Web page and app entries
┌──
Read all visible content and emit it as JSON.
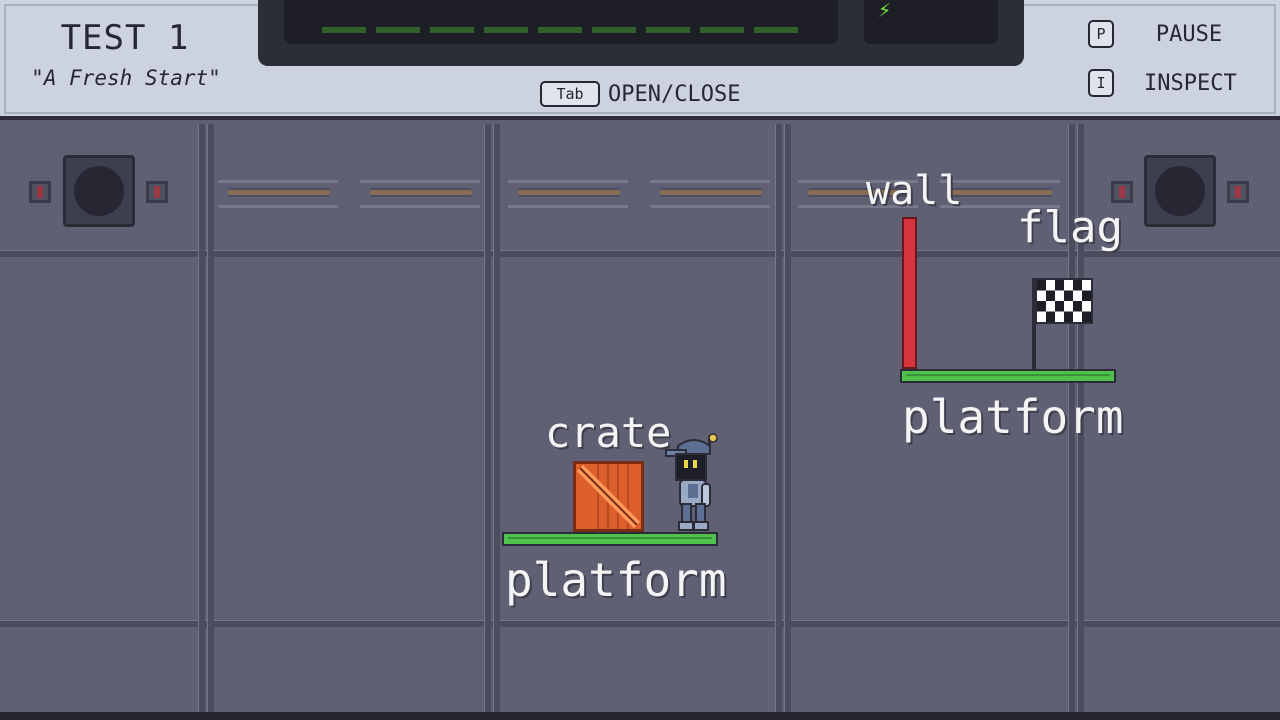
{
  "hud": {
    "level_title": "TEST 1",
    "level_subtitle": "\"A Fresh Start\"",
    "open_close_key": "Tab",
    "open_close_label": "OPEN/CLOSE",
    "pause_key": "P",
    "pause_label": "PAUSE",
    "inspect_key": "I",
    "inspect_label": "INSPECT",
    "energy_icon": "lightning-bolt-icon",
    "energy_color": "#6fdc3c"
  },
  "scene": {
    "labels": {
      "crate": "crate",
      "platform_left": "platform",
      "wall": "wall",
      "flag": "flag",
      "platform_right": "platform"
    },
    "colors": {
      "background": "#5f6073",
      "platform": "#4ec24a",
      "crate": "#dc5e2b",
      "wall": "#d8343e",
      "hud": "#cdd3de"
    }
  }
}
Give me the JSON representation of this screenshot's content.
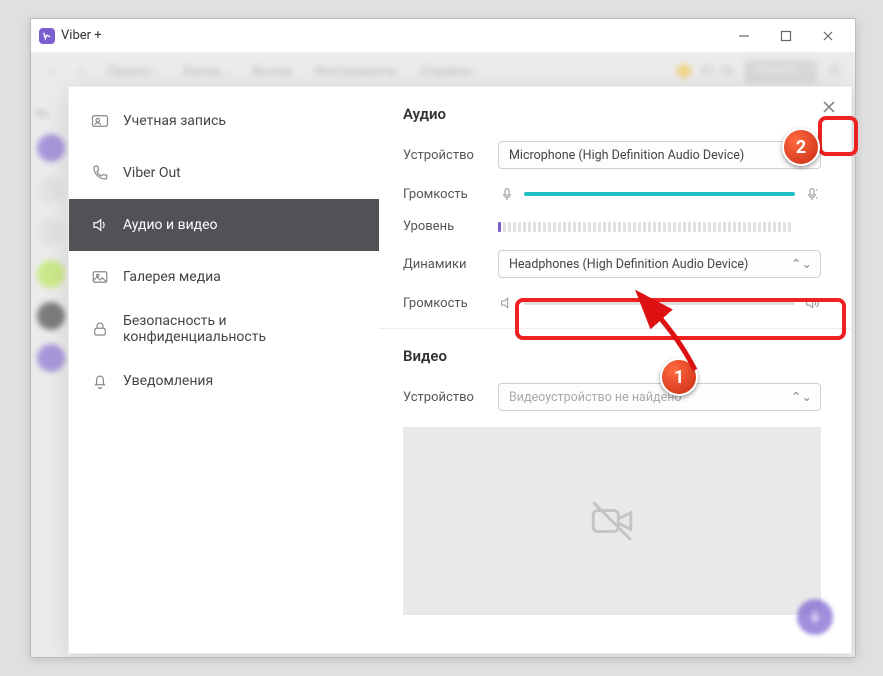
{
  "window": {
    "title": "Viber +"
  },
  "toolbar_bg": {
    "items": [
      "Проигр...",
      "Бесед...",
      "Вызов",
      "Инструменты",
      "Справка"
    ],
    "coins": "€1.16",
    "button": "Попол..."
  },
  "iz_label": "Из",
  "sidenav": {
    "items": [
      {
        "label": "Учетная запись"
      },
      {
        "label": "Viber Out"
      },
      {
        "label": "Аудио и видео"
      },
      {
        "label": "Галерея медиа"
      },
      {
        "label": "Безопасность и конфиденциальность"
      },
      {
        "label": "Уведомления"
      }
    ],
    "active_index": 2
  },
  "audio": {
    "title": "Аудио",
    "device_label": "Устройство",
    "device_value": "Microphone (High Definition Audio Device)",
    "volume_label": "Громкость",
    "level_label": "Уровень",
    "speakers_label": "Динамики",
    "speakers_value": "Headphones (High Definition Audio Device)",
    "speakers_volume_label": "Громкость"
  },
  "video": {
    "title": "Видео",
    "device_label": "Устройство",
    "device_value": "Видеоустройство не найдено"
  },
  "annotations": {
    "badge1": "1",
    "badge2": "2"
  }
}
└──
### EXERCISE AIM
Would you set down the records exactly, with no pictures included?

### EXERCISE ANSWER
Read all visible content and emit it as JSON.
{
  "hud": {
    "level_title": "TEST 1",
    "level_subtitle": "\"A Fresh Start\"",
    "open_close_key": "Tab",
    "open_close_label": "OPEN/CLOSE",
    "pause_key": "P",
    "pause_label": "PAUSE",
    "inspect_key": "I",
    "inspect_label": "INSPECT",
    "energy_icon": "lightning-bolt-icon",
    "energy_color": "#6fdc3c"
  },
  "scene": {
    "labels": {
      "crate": "crate",
      "platform_left": "platform",
      "wall": "wall",
      "flag": "flag",
      "platform_right": "platform"
    },
    "colors": {
      "background": "#5f6073",
      "platform": "#4ec24a",
      "crate": "#dc5e2b",
      "wall": "#d8343e",
      "hud": "#cdd3de"
    }
  }
}
Give me the JSON representation of this screenshot's content.
{
  "window": {
    "title": "Viber +"
  },
  "toolbar_bg": {
    "items": [
      "Проигр...",
      "Бесед...",
      "Вызов",
      "Инструменты",
      "Справка"
    ],
    "coins": "€1.16",
    "button": "Попол..."
  },
  "iz_label": "Из",
  "sidenav": {
    "items": [
      {
        "label": "Учетная запись"
      },
      {
        "label": "Viber Out"
      },
      {
        "label": "Аудио и видео"
      },
      {
        "label": "Галерея медиа"
      },
      {
        "label": "Безопасность и конфиденциальность"
      },
      {
        "label": "Уведомления"
      }
    ],
    "active_index": 2
  },
  "audio": {
    "title": "Аудио",
    "device_label": "Устройство",
    "device_value": "Microphone (High Definition Audio Device)",
    "volume_label": "Громкость",
    "level_label": "Уровень",
    "speakers_label": "Динамики",
    "speakers_value": "Headphones (High Definition Audio Device)",
    "speakers_volume_label": "Громкость"
  },
  "video": {
    "title": "Видео",
    "device_label": "Устройство",
    "device_value": "Видеоустройство не найдено"
  },
  "annotations": {
    "badge1": "1",
    "badge2": "2"
  }
}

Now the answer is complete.